**Task statement**
Nothing but the pictures should be dropped; repeat the rest of the data below exactly.

**Working data**
__________________________________________________
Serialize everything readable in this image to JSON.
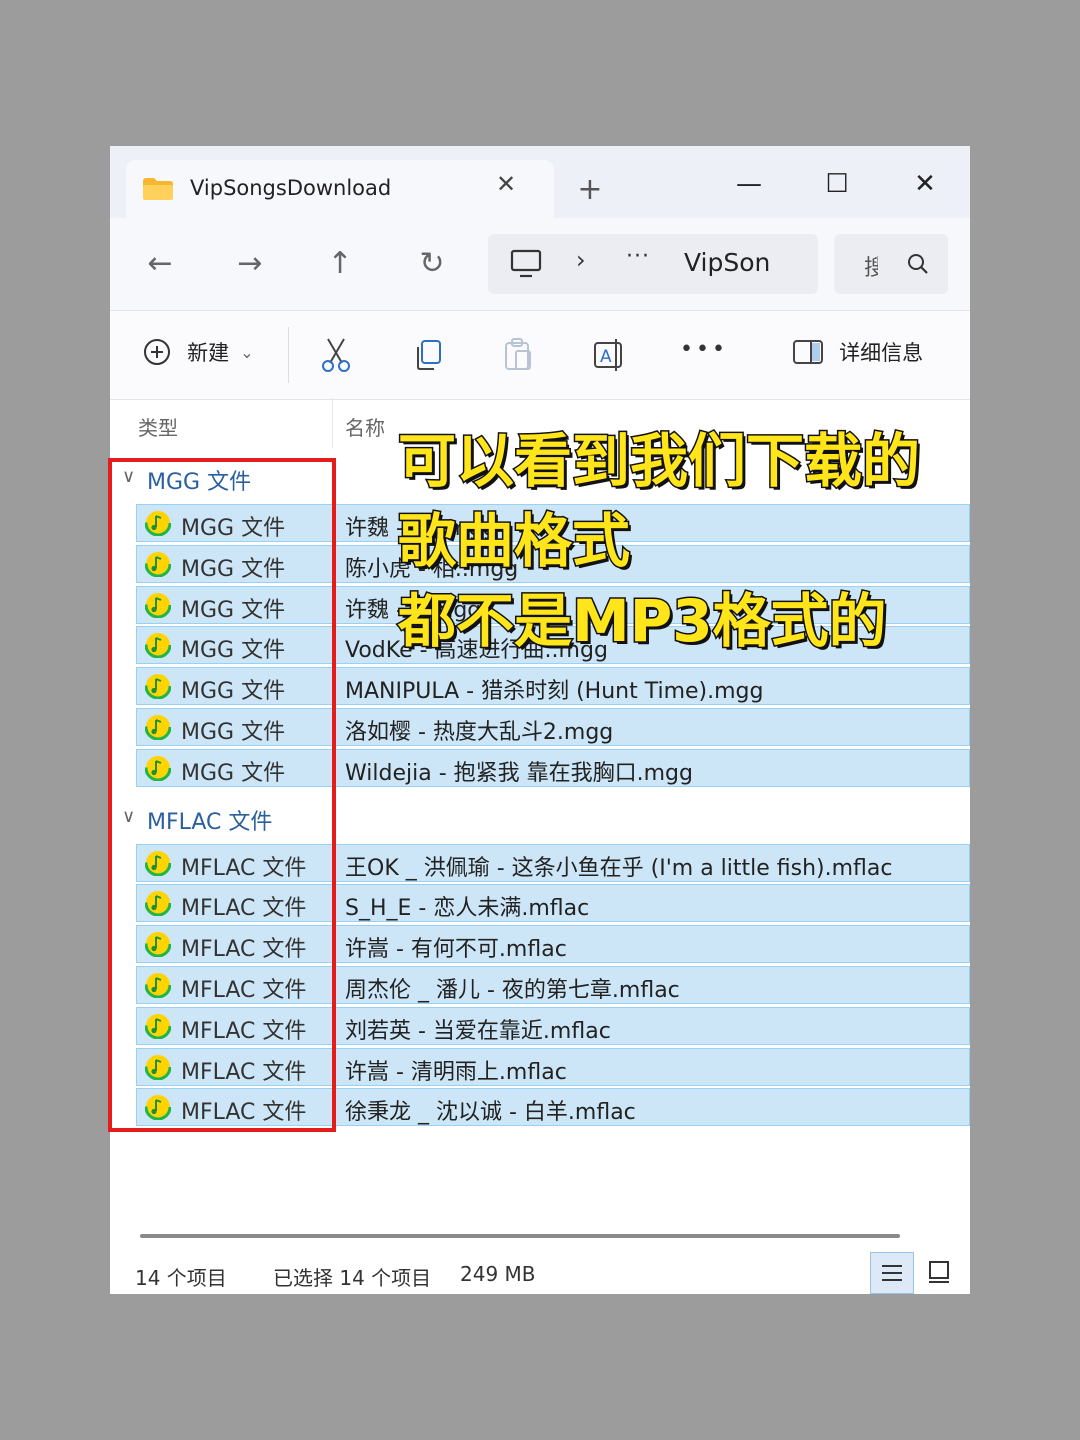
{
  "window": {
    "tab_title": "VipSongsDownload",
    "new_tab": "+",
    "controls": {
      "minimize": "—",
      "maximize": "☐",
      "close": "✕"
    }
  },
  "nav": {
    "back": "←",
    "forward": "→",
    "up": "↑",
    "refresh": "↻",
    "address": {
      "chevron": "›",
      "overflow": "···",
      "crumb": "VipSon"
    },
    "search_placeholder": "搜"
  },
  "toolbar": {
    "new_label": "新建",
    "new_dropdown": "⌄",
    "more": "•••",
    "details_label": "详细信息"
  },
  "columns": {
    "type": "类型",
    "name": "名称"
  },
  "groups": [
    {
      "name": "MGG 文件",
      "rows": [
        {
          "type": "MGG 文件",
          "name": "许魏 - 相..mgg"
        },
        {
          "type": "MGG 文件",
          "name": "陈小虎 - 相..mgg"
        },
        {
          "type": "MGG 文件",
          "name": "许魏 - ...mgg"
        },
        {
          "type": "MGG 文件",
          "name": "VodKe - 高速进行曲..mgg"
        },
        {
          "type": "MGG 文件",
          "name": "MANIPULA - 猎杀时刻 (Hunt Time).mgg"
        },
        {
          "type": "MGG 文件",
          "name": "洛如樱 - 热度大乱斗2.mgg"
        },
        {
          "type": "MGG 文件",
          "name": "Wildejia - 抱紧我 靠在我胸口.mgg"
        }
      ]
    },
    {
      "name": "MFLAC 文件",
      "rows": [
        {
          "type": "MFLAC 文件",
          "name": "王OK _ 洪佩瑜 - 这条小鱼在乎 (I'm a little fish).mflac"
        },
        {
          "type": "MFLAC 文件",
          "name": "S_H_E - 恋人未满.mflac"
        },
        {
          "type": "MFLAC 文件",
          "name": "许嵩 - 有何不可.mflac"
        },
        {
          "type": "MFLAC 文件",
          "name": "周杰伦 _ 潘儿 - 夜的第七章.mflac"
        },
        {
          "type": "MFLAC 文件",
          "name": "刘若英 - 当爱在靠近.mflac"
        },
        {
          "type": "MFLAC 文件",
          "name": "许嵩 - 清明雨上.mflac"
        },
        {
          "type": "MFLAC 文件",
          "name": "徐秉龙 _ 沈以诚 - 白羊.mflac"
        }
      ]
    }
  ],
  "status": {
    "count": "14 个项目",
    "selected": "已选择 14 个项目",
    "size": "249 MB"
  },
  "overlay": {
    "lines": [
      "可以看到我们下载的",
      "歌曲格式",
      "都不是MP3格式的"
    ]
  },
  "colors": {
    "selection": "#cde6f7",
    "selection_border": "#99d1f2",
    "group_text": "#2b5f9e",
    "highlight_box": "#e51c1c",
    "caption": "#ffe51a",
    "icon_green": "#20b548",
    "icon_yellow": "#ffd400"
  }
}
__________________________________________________
**Task response**
Serialize everything readable in this image to JSON.
{
  "window": {
    "tab_title": "VipSongsDownload",
    "new_tab": "+",
    "controls": {
      "minimize": "—",
      "maximize": "☐",
      "close": "✕"
    }
  },
  "nav": {
    "back": "←",
    "forward": "→",
    "up": "↑",
    "refresh": "↻",
    "address": {
      "chevron": "›",
      "overflow": "···",
      "crumb": "VipSon"
    },
    "search_placeholder": "搜"
  },
  "toolbar": {
    "new_label": "新建",
    "new_dropdown": "⌄",
    "more": "•••",
    "details_label": "详细信息"
  },
  "columns": {
    "type": "类型",
    "name": "名称"
  },
  "groups": [
    {
      "name": "MGG 文件",
      "rows": [
        {
          "type": "MGG 文件",
          "name": "许魏 - 相..mgg"
        },
        {
          "type": "MGG 文件",
          "name": "陈小虎 - 相..mgg"
        },
        {
          "type": "MGG 文件",
          "name": "许魏 - ...mgg"
        },
        {
          "type": "MGG 文件",
          "name": "VodKe - 高速进行曲..mgg"
        },
        {
          "type": "MGG 文件",
          "name": "MANIPULA - 猎杀时刻 (Hunt Time).mgg"
        },
        {
          "type": "MGG 文件",
          "name": "洛如樱 - 热度大乱斗2.mgg"
        },
        {
          "type": "MGG 文件",
          "name": "Wildejia - 抱紧我 靠在我胸口.mgg"
        }
      ]
    },
    {
      "name": "MFLAC 文件",
      "rows": [
        {
          "type": "MFLAC 文件",
          "name": "王OK _ 洪佩瑜 - 这条小鱼在乎 (I'm a little fish).mflac"
        },
        {
          "type": "MFLAC 文件",
          "name": "S_H_E - 恋人未满.mflac"
        },
        {
          "type": "MFLAC 文件",
          "name": "许嵩 - 有何不可.mflac"
        },
        {
          "type": "MFLAC 文件",
          "name": "周杰伦 _ 潘儿 - 夜的第七章.mflac"
        },
        {
          "type": "MFLAC 文件",
          "name": "刘若英 - 当爱在靠近.mflac"
        },
        {
          "type": "MFLAC 文件",
          "name": "许嵩 - 清明雨上.mflac"
        },
        {
          "type": "MFLAC 文件",
          "name": "徐秉龙 _ 沈以诚 - 白羊.mflac"
        }
      ]
    }
  ],
  "status": {
    "count": "14 个项目",
    "selected": "已选择 14 个项目",
    "size": "249 MB"
  },
  "overlay": {
    "lines": [
      "可以看到我们下载的",
      "歌曲格式",
      "都不是MP3格式的"
    ]
  },
  "colors": {
    "selection": "#cde6f7",
    "selection_border": "#99d1f2",
    "group_text": "#2b5f9e",
    "highlight_box": "#e51c1c",
    "caption": "#ffe51a",
    "icon_green": "#20b548",
    "icon_yellow": "#ffd400"
  }
}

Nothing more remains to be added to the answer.